ASSIGNMENT:
Would you repeat the entries beneath, with nothing changed?

Data about app and page elements:
#####

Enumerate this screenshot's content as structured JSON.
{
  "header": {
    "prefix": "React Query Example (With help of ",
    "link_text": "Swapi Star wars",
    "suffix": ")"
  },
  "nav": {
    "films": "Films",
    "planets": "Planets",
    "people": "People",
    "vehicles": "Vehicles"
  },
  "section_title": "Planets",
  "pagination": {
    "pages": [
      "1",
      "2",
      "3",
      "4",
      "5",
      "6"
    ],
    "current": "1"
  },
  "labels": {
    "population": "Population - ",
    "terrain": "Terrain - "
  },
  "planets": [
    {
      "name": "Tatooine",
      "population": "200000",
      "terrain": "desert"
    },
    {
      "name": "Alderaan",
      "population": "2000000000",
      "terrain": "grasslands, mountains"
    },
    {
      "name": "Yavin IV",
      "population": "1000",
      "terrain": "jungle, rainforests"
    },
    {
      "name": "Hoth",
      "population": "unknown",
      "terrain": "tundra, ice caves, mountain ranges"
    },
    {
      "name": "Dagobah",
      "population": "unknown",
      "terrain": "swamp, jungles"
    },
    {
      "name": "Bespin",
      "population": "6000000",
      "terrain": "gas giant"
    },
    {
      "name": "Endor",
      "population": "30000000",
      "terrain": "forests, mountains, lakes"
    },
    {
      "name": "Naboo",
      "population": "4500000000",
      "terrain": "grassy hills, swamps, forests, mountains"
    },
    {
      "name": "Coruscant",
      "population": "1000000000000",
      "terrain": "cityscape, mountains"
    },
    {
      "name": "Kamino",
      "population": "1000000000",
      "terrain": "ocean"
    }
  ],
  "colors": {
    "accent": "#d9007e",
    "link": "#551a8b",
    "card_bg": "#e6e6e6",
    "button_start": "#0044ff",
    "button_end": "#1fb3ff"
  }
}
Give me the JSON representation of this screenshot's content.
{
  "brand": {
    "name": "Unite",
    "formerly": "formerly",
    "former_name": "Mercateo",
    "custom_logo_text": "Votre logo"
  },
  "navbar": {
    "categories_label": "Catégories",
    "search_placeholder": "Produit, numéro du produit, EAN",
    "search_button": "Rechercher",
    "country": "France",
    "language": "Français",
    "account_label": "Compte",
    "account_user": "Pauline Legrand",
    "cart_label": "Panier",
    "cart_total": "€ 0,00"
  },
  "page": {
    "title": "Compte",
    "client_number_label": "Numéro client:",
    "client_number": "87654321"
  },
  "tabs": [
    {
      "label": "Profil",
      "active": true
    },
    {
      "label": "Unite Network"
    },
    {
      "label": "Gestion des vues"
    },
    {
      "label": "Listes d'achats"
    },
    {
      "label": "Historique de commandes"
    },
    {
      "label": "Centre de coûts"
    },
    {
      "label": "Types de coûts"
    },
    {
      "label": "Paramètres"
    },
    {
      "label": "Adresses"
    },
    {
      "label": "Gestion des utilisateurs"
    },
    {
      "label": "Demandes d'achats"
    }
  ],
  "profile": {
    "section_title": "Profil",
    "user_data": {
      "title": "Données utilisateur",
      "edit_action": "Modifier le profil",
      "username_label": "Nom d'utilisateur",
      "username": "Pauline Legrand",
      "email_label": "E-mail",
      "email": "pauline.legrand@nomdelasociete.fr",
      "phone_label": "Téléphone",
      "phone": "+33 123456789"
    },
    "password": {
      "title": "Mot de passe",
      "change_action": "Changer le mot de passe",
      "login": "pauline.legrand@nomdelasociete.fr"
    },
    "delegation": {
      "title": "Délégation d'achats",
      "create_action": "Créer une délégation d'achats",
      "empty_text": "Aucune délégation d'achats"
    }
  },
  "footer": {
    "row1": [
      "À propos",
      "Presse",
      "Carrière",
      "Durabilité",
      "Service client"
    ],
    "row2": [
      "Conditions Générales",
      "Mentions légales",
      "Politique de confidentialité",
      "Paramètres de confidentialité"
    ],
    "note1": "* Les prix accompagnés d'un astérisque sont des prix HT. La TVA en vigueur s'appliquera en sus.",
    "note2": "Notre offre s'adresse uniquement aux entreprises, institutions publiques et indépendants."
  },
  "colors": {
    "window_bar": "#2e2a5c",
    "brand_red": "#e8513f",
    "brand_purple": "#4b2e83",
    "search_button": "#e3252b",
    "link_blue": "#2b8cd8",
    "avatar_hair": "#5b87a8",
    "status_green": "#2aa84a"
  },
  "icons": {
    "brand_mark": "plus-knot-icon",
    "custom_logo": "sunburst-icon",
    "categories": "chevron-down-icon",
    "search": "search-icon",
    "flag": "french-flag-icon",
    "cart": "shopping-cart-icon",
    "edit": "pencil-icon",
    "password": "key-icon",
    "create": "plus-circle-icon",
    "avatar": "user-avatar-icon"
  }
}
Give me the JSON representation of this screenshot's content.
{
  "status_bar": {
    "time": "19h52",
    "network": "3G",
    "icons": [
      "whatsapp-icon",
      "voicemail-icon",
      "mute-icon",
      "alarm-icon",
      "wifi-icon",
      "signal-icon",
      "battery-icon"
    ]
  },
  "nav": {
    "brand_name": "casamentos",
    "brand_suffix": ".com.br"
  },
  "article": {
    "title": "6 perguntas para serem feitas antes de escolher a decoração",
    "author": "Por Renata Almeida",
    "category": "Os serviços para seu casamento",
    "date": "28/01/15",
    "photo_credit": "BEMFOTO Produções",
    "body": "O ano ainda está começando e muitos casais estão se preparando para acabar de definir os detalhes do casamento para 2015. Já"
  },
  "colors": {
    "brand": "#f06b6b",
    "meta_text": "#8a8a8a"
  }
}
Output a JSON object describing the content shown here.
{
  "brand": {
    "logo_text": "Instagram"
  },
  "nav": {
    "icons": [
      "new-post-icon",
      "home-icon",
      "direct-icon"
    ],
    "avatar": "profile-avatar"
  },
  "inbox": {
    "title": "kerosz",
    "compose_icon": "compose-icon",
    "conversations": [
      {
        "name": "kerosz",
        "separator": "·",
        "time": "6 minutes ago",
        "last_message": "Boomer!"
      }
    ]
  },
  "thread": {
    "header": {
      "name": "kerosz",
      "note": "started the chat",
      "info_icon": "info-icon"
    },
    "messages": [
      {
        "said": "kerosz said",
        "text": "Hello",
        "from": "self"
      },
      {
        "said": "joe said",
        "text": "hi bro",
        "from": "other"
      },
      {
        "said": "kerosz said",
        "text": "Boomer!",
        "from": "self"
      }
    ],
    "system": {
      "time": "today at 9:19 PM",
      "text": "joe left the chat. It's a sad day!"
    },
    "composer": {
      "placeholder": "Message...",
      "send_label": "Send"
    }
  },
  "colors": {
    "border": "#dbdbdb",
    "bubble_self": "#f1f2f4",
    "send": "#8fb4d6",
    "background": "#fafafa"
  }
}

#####

YOUR SOLUTION:
Enumerate this screenshot's content as structured JSON.
{
  "header": {
    "prefix": "React Query Example (With help of ",
    "link_text": "Swapi Star wars",
    "suffix": ")"
  },
  "nav": {
    "films": "Films",
    "planets": "Planets",
    "people": "People",
    "vehicles": "Vehicles"
  },
  "section_title": "Planets",
  "pagination": {
    "pages": [
      "1",
      "2",
      "3",
      "4",
      "5",
      "6"
    ],
    "current": "1"
  },
  "labels": {
    "population": "Population - ",
    "terrain": "Terrain - "
  },
  "planets": [
    {
      "name": "Tatooine",
      "population": "200000",
      "terrain": "desert"
    },
    {
      "name": "Alderaan",
      "population": "2000000000",
      "terrain": "grasslands, mountains"
    },
    {
      "name": "Yavin IV",
      "population": "1000",
      "terrain": "jungle, rainforests"
    },
    {
      "name": "Hoth",
      "population": "unknown",
      "terrain": "tundra, ice caves, mountain ranges"
    },
    {
      "name": "Dagobah",
      "population": "unknown",
      "terrain": "swamp, jungles"
    },
    {
      "name": "Bespin",
      "population": "6000000",
      "terrain": "gas giant"
    },
    {
      "name": "Endor",
      "population": "30000000",
      "terrain": "forests, mountains, lakes"
    },
    {
      "name": "Naboo",
      "population": "4500000000",
      "terrain": "grassy hills, swamps, forests, mountains"
    },
    {
      "name": "Coruscant",
      "population": "1000000000000",
      "terrain": "cityscape, mountains"
    },
    {
      "name": "Kamino",
      "population": "1000000000",
      "terrain": "ocean"
    }
  ],
  "colors": {
    "accent": "#d9007e",
    "link": "#551a8b",
    "card_bg": "#e6e6e6",
    "button_start": "#0044ff",
    "button_end": "#1fb3ff"
  }
}
Give me the JSON representation of this screenshot's content.
{
  "brand": {
    "name": "Unite",
    "formerly": "formerly",
    "former_name": "Mercateo",
    "custom_logo_text": "Votre logo"
  },
  "navbar": {
    "categories_label": "Catégories",
    "search_placeholder": "Produit, numéro du produit, EAN",
    "search_button": "Rechercher",
    "country": "France",
    "language": "Français",
    "account_label": "Compte",
    "account_user": "Pauline Legrand",
    "cart_label": "Panier",
    "cart_total": "€ 0,00"
  },
  "page": {
    "title": "Compte",
    "client_number_label": "Numéro client:",
    "client_number": "87654321"
  },
  "tabs": [
    {
      "label": "Profil",
      "active": true
    },
    {
      "label": "Unite Network"
    },
    {
      "label": "Gestion des vues"
    },
    {
      "label": "Listes d'achats"
    },
    {
      "label": "Historique de commandes"
    },
    {
      "label": "Centre de coûts"
    },
    {
      "label": "Types de coûts"
    },
    {
      "label": "Paramètres"
    },
    {
      "label": "Adresses"
    },
    {
      "label": "Gestion des utilisateurs"
    },
    {
      "label": "Demandes d'achats"
    }
  ],
  "profile": {
    "section_title": "Profil",
    "user_data": {
      "title": "Données utilisateur",
      "edit_action": "Modifier le profil",
      "username_label": "Nom d'utilisateur",
      "username": "Pauline Legrand",
      "email_label": "E-mail",
      "email": "pauline.legrand@nomdelasociete.fr",
      "phone_label": "Téléphone",
      "phone": "+33 123456789"
    },
    "password": {
      "title": "Mot de passe",
      "change_action": "Changer le mot de passe",
      "login": "pauline.legrand@nomdelasociete.fr"
    },
    "delegation": {
      "title": "Délégation d'achats",
      "create_action": "Créer une délégation d'achats",
      "empty_text": "Aucune délégation d'achats"
    }
  },
  "footer": {
    "row1": [
      "À propos",
      "Presse",
      "Carrière",
      "Durabilité",
      "Service client"
    ],
    "row2": [
      "Conditions Générales",
      "Mentions légales",
      "Politique de confidentialité",
      "Paramètres de confidentialité"
    ],
    "note1": "* Les prix accompagnés d'un astérisque sont des prix HT. La TVA en vigueur s'appliquera en sus.",
    "note2": "Notre offre s'adresse uniquement aux entreprises, institutions publiques et indépendants."
  },
  "colors": {
    "window_bar": "#2e2a5c",
    "brand_red": "#e8513f",
    "brand_purple": "#4b2e83",
    "search_button": "#e3252b",
    "link_blue": "#2b8cd8",
    "avatar_hair": "#5b87a8",
    "status_green": "#2aa84a"
  },
  "icons": {
    "brand_mark": "plus-knot-icon",
    "custom_logo": "sunburst-icon",
    "categories": "chevron-down-icon",
    "search": "search-icon",
    "flag": "french-flag-icon",
    "cart": "shopping-cart-icon",
    "edit": "pencil-icon",
    "password": "key-icon",
    "create": "plus-circle-icon",
    "avatar": "user-avatar-icon"
  }
}
Give me the JSON representation of this screenshot's content.
{
  "status_bar": {
    "time": "19h52",
    "network": "3G",
    "icons": [
      "whatsapp-icon",
      "voicemail-icon",
      "mute-icon",
      "alarm-icon",
      "wifi-icon",
      "signal-icon",
      "battery-icon"
    ]
  },
  "nav": {
    "brand_name": "casamentos",
    "brand_suffix": ".com.br"
  },
  "article": {
    "title": "6 perguntas para serem feitas antes de escolher a decoração",
    "author": "Por Renata Almeida",
    "category": "Os serviços para seu casamento",
    "date": "28/01/15",
    "photo_credit": "BEMFOTO Produções",
    "body": "O ano ainda está começando e muitos casais estão se preparando para acabar de definir os detalhes do casamento para 2015. Já"
  },
  "colors": {
    "brand": "#f06b6b",
    "meta_text": "#8a8a8a"
  }
}
Output a JSON object describing the content shown here.
{
  "brand": {
    "logo_text": "Instagram"
  },
  "nav": {
    "icons": [
      "new-post-icon",
      "home-icon",
      "direct-icon"
    ],
    "avatar": "profile-avatar"
  },
  "inbox": {
    "title": "kerosz",
    "compose_icon": "compose-icon",
    "conversations": [
      {
        "name": "kerosz",
        "separator": "·",
        "time": "6 minutes ago",
        "last_message": "Boomer!"
      }
    ]
  },
  "thread": {
    "header": {
      "name": "kerosz",
      "note": "started the chat",
      "info_icon": "info-icon"
    },
    "messages": [
      {
        "said": "kerosz said",
        "text": "Hello",
        "from": "self"
      },
      {
        "said": "joe said",
        "text": "hi bro",
        "from": "other"
      },
      {
        "said": "kerosz said",
        "text": "Boomer!",
        "from": "self"
      }
    ],
    "system": {
      "time": "today at 9:19 PM",
      "text": "joe left the chat. It's a sad day!"
    },
    "composer": {
      "placeholder": "Message...",
      "send_label": "Send"
    }
  },
  "colors": {
    "border": "#dbdbdb",
    "bubble_self": "#f1f2f4",
    "send": "#8fb4d6",
    "background": "#fafafa"
  }
}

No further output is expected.